As newspapers devote less print space to books, many have amped up their book coverage online. Others, well, not so much. Below, a rundown of what a few of the country's leading regional dailies are doing and, opposite, a round-up what three of the country's biggest newspapers offer on the Web with their book coverage. None of these papers are running Web-exclusive reviews, but all, save for the San Francisco Chronicle, have some original content. Some editors are hoping the online book content will remind readers that, despite perceived cutbacks, their papers still care about and cover books. Phil Kloer of the Atlanta Journal-Constitution said he started the book blog there as a direct response to the negative press the paper got following the departure of book review editor Teresa Weaver.

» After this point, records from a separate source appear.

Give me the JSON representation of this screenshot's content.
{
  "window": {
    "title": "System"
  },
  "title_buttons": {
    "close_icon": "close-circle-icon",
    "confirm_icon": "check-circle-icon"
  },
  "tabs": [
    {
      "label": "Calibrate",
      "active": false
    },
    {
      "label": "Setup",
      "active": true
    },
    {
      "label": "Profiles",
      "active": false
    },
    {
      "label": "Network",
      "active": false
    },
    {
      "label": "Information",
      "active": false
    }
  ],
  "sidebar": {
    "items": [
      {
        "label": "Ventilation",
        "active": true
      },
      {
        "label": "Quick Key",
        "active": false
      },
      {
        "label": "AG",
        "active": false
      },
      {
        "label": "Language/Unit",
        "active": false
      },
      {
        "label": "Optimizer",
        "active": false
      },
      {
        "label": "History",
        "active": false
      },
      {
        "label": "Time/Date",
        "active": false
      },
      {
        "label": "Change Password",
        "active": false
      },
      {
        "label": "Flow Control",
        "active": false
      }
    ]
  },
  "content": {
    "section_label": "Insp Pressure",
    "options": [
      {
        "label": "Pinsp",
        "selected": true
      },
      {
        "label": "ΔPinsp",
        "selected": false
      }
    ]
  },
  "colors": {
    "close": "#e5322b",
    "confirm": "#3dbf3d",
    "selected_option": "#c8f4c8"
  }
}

Los Angeles Times The New York Times The Washington Post
Blog “Jacket Copy” has posts almost every day. Posts are usually written by editors of the book review and range from riffs on articles from the print edition to news on indie publishing initiatives and writing programs at local schools. In “Paper Cuts,” Book Review senior editor Dwight Garner dishes on books—sometimes tied to titles reviewed in print—and also does author q&as.; There is a recurring feature dedicated to authors' music playlists (archived online), à la iTunes' celebrity playlists. The site also has an archive of ads that ran in the Book Review dating back to the early 1960s. “Short Stack” is a discussion blog. Each week a staff member recommends a list of five favorite books on a particular subject, fiction and nonfiction, new and backlist. Readers are invited to agree, disagree and post their own favorites. Book World editor Marie Arana said another blog will premiere “very soon.”

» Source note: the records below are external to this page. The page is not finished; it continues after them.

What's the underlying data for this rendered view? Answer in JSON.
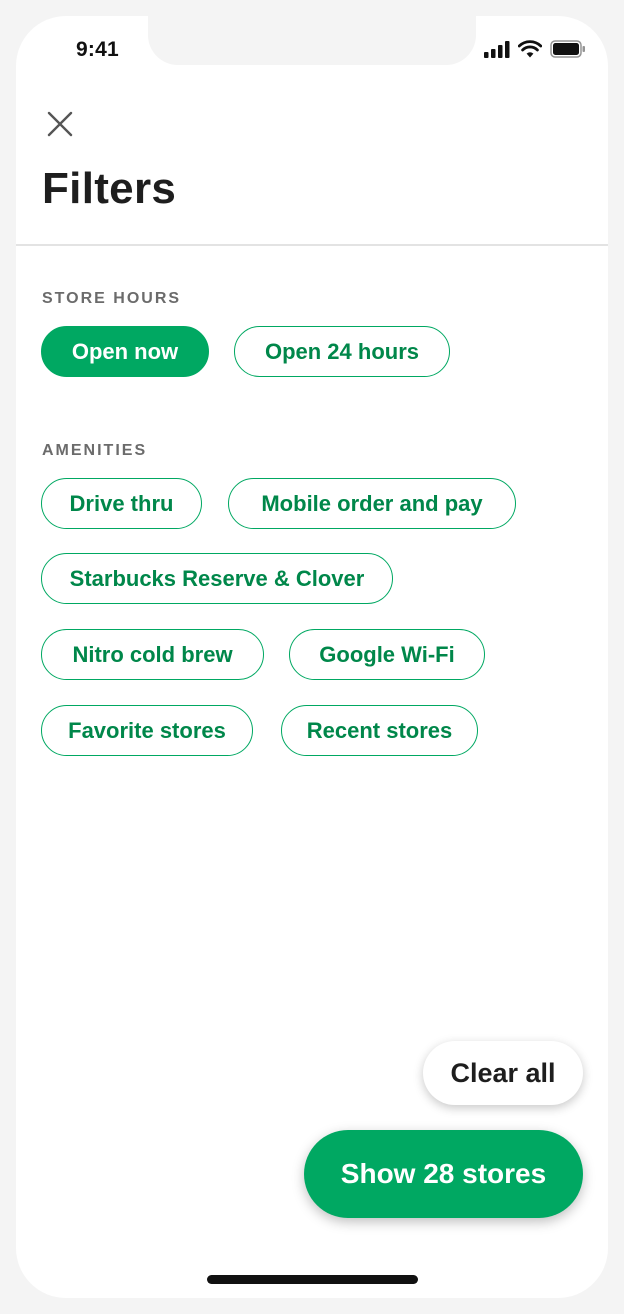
{
  "status_bar": {
    "time": "9:41",
    "icons": [
      "cellular-signal-icon",
      "wifi-icon",
      "battery-icon"
    ]
  },
  "header": {
    "close_icon": "close-icon",
    "title": "Filters"
  },
  "store_hours": {
    "label": "STORE HOURS",
    "chips": [
      {
        "label": "Open now",
        "selected": true
      },
      {
        "label": "Open 24 hours",
        "selected": false
      }
    ]
  },
  "amenities": {
    "label": "AMENITIES",
    "chips": [
      {
        "label": "Drive thru",
        "selected": false
      },
      {
        "label": "Mobile order and pay",
        "selected": false
      },
      {
        "label": "Starbucks Reserve & Clover",
        "selected": false
      },
      {
        "label": "Nitro cold brew",
        "selected": false
      },
      {
        "label": "Google Wi-Fi",
        "selected": false
      },
      {
        "label": "Favorite stores",
        "selected": false
      },
      {
        "label": "Recent stores",
        "selected": false
      }
    ]
  },
  "actions": {
    "clear_all": "Clear all",
    "show_results": "Show 28 stores"
  },
  "colors": {
    "accent": "#00a862",
    "accent_text": "#00874a",
    "title": "#1e1e1e",
    "section_label": "#6b6b6b"
  }
}
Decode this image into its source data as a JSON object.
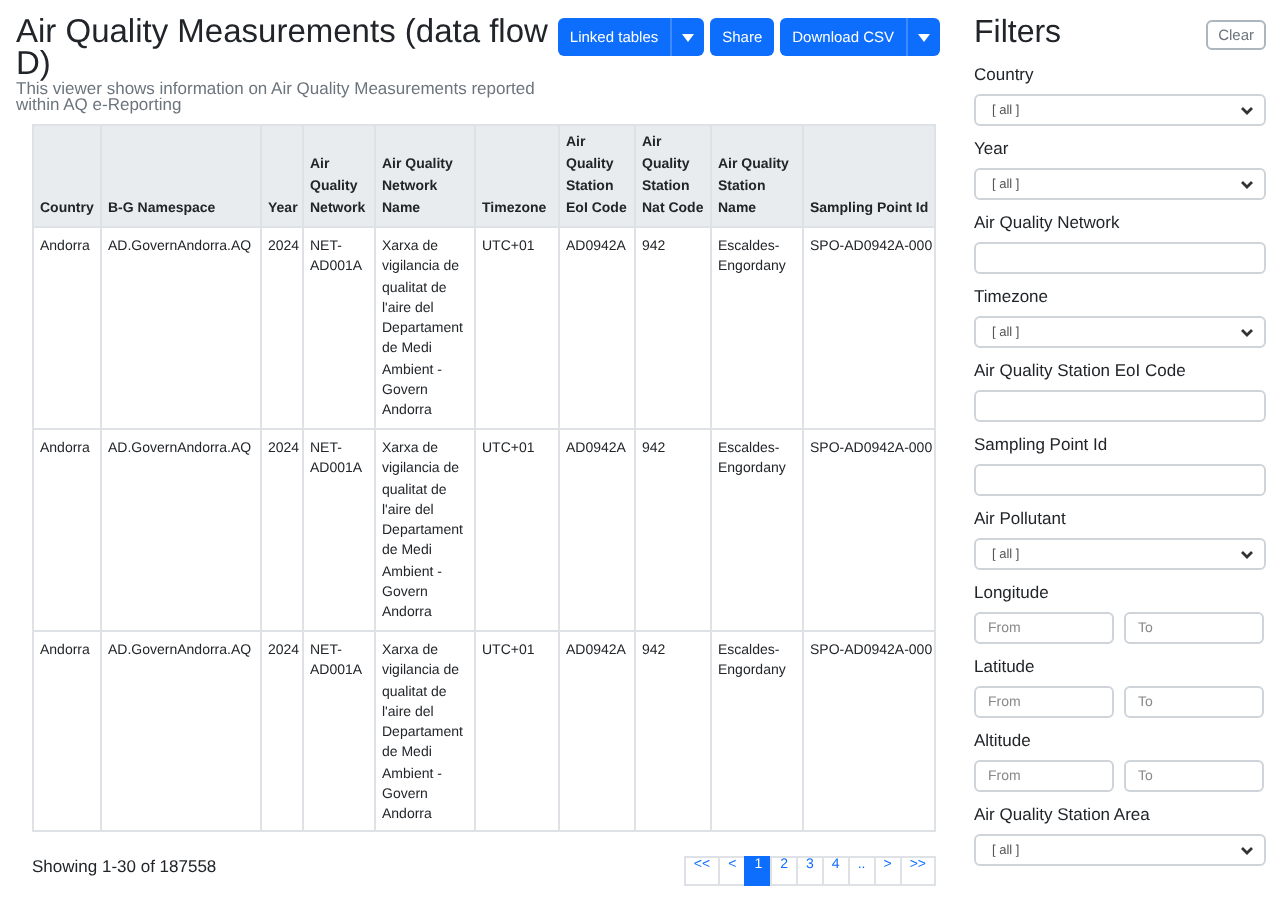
{
  "title": "Air Quality Measurements (data flow D)",
  "subtitle": "This viewer shows information on Air Quality Measurements reported within AQ e-Reporting",
  "actions": [
    {
      "label": "Linked tables",
      "dropdown": true
    },
    {
      "label": "Share",
      "dropdown": false
    },
    {
      "label": "Download CSV",
      "dropdown": true
    }
  ],
  "table": {
    "columns": [
      "Country",
      "B-G Namespace",
      "Year",
      "Air Quality Network",
      "Air Quality Network Name",
      "Timezone",
      "Air Quality Station EoI Code",
      "Air Quality Station Nat Code",
      "Air Quality Station Name",
      "Sampling Point Id"
    ],
    "rows": [
      [
        "Andorra",
        "AD.GovernAndorra.AQ",
        "2024",
        "NET-AD001A",
        "Xarxa de vigilancia de qualitat de l'aire del Departament de Medi Ambient - Govern Andorra",
        "UTC+01",
        "AD0942A",
        "942",
        "Escaldes-Engordany",
        "SPO-AD0942A-000"
      ],
      [
        "Andorra",
        "AD.GovernAndorra.AQ",
        "2024",
        "NET-AD001A",
        "Xarxa de vigilancia de qualitat de l'aire del Departament de Medi Ambient - Govern Andorra",
        "UTC+01",
        "AD0942A",
        "942",
        "Escaldes-Engordany",
        "SPO-AD0942A-000"
      ],
      [
        "Andorra",
        "AD.GovernAndorra.AQ",
        "2024",
        "NET-AD001A",
        "Xarxa de vigilancia de qualitat de l'aire del Departament de Medi Ambient - Govern Andorra",
        "UTC+01",
        "AD0942A",
        "942",
        "Escaldes-Engordany",
        "SPO-AD0942A-000"
      ]
    ]
  },
  "summary": "Showing 1-30 of 187558",
  "pagination": [
    {
      "label": "<<",
      "selected": false
    },
    {
      "label": "<",
      "selected": false
    },
    {
      "label": "1",
      "selected": true
    },
    {
      "label": "2",
      "selected": false
    },
    {
      "label": "3",
      "selected": false
    },
    {
      "label": "4",
      "selected": false
    },
    {
      "label": "..",
      "selected": false
    },
    {
      "label": ">",
      "selected": false
    },
    {
      "label": ">>",
      "selected": false
    }
  ],
  "filters": {
    "title": "Filters",
    "clear": "Clear",
    "items": [
      {
        "kind": "select",
        "label": "Country",
        "value": "[ all ]"
      },
      {
        "kind": "select",
        "label": "Year",
        "value": "[ all ]"
      },
      {
        "kind": "text",
        "label": "Air Quality Network"
      },
      {
        "kind": "select",
        "label": "Timezone",
        "value": "[ all ]"
      },
      {
        "kind": "text",
        "label": "Air Quality Station EoI Code"
      },
      {
        "kind": "text",
        "label": "Sampling Point Id"
      },
      {
        "kind": "select",
        "label": "Air Pollutant",
        "value": "[ all ]"
      },
      {
        "kind": "range",
        "label": "Longitude",
        "fields": [
          {
            "placeholder": "From"
          },
          {
            "placeholder": "To"
          }
        ]
      },
      {
        "kind": "range",
        "label": "Latitude",
        "fields": [
          {
            "placeholder": "From"
          },
          {
            "placeholder": "To"
          }
        ]
      },
      {
        "kind": "range",
        "label": "Altitude",
        "fields": [
          {
            "placeholder": "From"
          },
          {
            "placeholder": "To"
          }
        ]
      },
      {
        "kind": "select",
        "label": "Air Quality Station Area",
        "value": "[ all ]"
      }
    ]
  }
}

First Chapters After January 1, the site will regularly run excerpts in conjunction with books it reviews. The plan is to pick two or three books per issue and run a chapter or some excerpt as an online sidebar to the review. First chapters of books reviewed, or set to be reviewed, in the paper. There are over 2,000 chapters in the archives, as the Book Review was one of the first sections of the paper to go online. “Chapter One” lets visitors read the first chapter of selected new books. All the books have been reviewed by the paper. This week: Antony and Cleopatra, a novel by Colleen McCullough, and Kids Are Americans Too, nonfiction by Bill O'Reilly with Charles Flowers.
Podcasts After the Los Angeles Times Festival of Books in April, visitors could listen to podcasts of festival programming, including talks with Walter Mosley, T.C. Boyle and Jane Smiley. The site also had live online author chats from the festival and transcripts of conversations with authors. Downloads of conversations with authors, critics and editors led by Book Review editor Sam Tanenhaus and tied to reviews and essays from the latest print issue. Book Review editor Garner regularly pops up to talk as well. Available through iTunes and updated weekly. This week's features Book World's Arana and Ron Charles and interviews with Christopher Buckley (Boomsday) and Geraldine Brooks (People of the Book).

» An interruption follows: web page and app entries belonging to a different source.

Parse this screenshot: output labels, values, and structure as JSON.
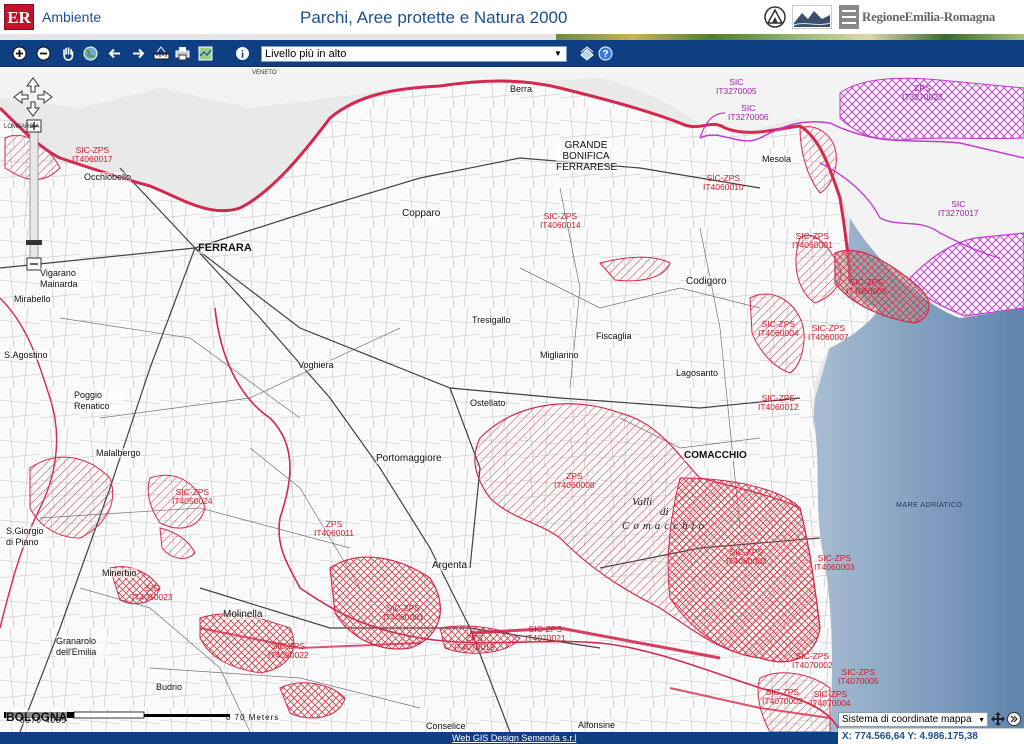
{
  "header": {
    "logo": "ER",
    "section": "Ambiente",
    "title": "Parchi, Aree protette e Natura 2000",
    "region": "RegioneEmilia-Romagna"
  },
  "toolbar": {
    "tools": [
      "zoom-in-icon",
      "zoom-out-icon",
      "pan-hand-icon",
      "globe-icon",
      "back-arrow-icon",
      "forward-arrow-icon",
      "measure-icon",
      "print-icon",
      "map-export-icon",
      "info-icon"
    ],
    "layer_select": "Livello più in alto",
    "right_tools": [
      "legend-icon",
      "help-icon"
    ]
  },
  "map": {
    "region_labels": {
      "veneto": "VENETO",
      "lombardia": "LOMBARDIA",
      "sea": "MARE ADRIATICO"
    },
    "towns": {
      "ferrara": "FERRARA",
      "copparo": "Copparo",
      "codigoro": "Codigoro",
      "mesola": "Mesola",
      "ostellato": "Ostellato",
      "portomaggiore": "Portomaggiore",
      "comacchio": "COMACCHIO",
      "argenta": "Argenta",
      "molinella": "Molinella",
      "minerbio": "Minerbio",
      "budrio": "Budrio",
      "granarolo": "Granarolo dell'Emilia",
      "vigarano": "Vigarano Mainarda",
      "poggio": "Poggio Renatico",
      "malalbergo": "Malalbergo",
      "fiscaglia": "Fiscaglia",
      "alfonsine": "Alfonsine",
      "conselice": "Conselice",
      "occhiobello": "Occhiobello",
      "berra": "Berra",
      "tresigallo": "Tresigallo",
      "voghiera": "Voghiera",
      "migliarino": "Migliarino",
      "lagosanto": "Lagosanto",
      "bologna": "BOLOGNA",
      "gorgio": "S.Giorgio di Piano",
      "mirabello": "Mirabello",
      "sagostino": "S.Agostino",
      "bonifica_grande": "GRANDE BONIFICA FERRARESE"
    },
    "valli": {
      "l1": "Valli",
      "l2": "di",
      "l3": "Comacchio"
    },
    "sites": [
      {
        "code": "SIC-ZPS",
        "id": "IT4060017"
      },
      {
        "code": "SIC",
        "id": "IT3270005"
      },
      {
        "code": "SIC",
        "id": "IT3270006"
      },
      {
        "code": "ZPS",
        "id": "IT3270023"
      },
      {
        "code": "SIC",
        "id": "IT3270017"
      },
      {
        "code": "SIC-ZPS",
        "id": "IT4060010"
      },
      {
        "code": "SIC-ZPS",
        "id": "IT4060014"
      },
      {
        "code": "SIC-ZPS",
        "id": "IT4060001"
      },
      {
        "code": "SIC-ZPS",
        "id": "IT4060005"
      },
      {
        "code": "SIC-ZPS",
        "id": "IT4060004"
      },
      {
        "code": "SIC-ZPS",
        "id": "IT4060007"
      },
      {
        "code": "SIC-ZPS",
        "id": "IT4060012"
      },
      {
        "code": "ZPS",
        "id": "IT4060008"
      },
      {
        "code": "SIC-ZPS",
        "id": "IT4050024"
      },
      {
        "code": "ZPS",
        "id": "IT4060011"
      },
      {
        "code": "SIC-ZPS",
        "id": "IT4060002"
      },
      {
        "code": "SIC-ZPS",
        "id": "IT4060003"
      },
      {
        "code": "SIC-ZPS",
        "id": "IT4060001"
      },
      {
        "code": "SIC",
        "id": "IT4050023"
      },
      {
        "code": "SIC-ZPS",
        "id": "IT4050022"
      },
      {
        "code": "ZPS",
        "id": "IT4070019"
      },
      {
        "code": "SIC-ZPS",
        "id": "IT4070021"
      },
      {
        "code": "SIC-ZPS",
        "id": "IT4070002"
      },
      {
        "code": "SIC-ZPS",
        "id": "IT4070005"
      },
      {
        "code": "SIC-ZPS",
        "id": "IT4070004"
      },
      {
        "code": "SIC-ZPS",
        "id": "IT4070003"
      }
    ],
    "scale": {
      "left": "8070 4035",
      "right": "0 70 Meters"
    }
  },
  "coord": {
    "system_label": "Sistema di coordinate mappa",
    "readout": "X: 774.566,64 Y: 4.986.175,38"
  },
  "footer": {
    "credit": "Web GIS Design Semenda s.r.l"
  },
  "colors": {
    "header_text": "#1d4f91",
    "toolbar_bg": "#0e3f83",
    "site_red": "#c81f2d",
    "site_purple": "#a01fb0",
    "sea": "#7f9dbb"
  }
}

Other Features There are four Web-exclusive columns; a different one runs every Sunday: Ed Park's “Astral Weeks” (science fiction), Sarah Weinman's “Dark Passages” (mysteries), Richard Rayner's “Paperback Writers” (paperbacks) and Sonja Bolle's “Word Play” (children's books). Expanded bestsellers appear online, too. An online discussion forum on classic books called “Reading Room,” hosted by NYTBR editors and featuring a changing cast of contributors. Readers can comment on posts and the discussion is updated frequently. Also, extended bestseller lists appear online, and on Fridays, a Books Update e-newsletter features content that will be published in the forthcoming issue. An online roundtable occurs about once a week; editors field questions and comments on a book-related subject. And every Wednesday, Pulitzer-winning critic Michael Dirda takes readers' questions for a feature called “Book World Live.” The site posts links to Washington-area bookstores and groups reviews under headings like “On the Front Lines” (military, national security and intelligence-related books).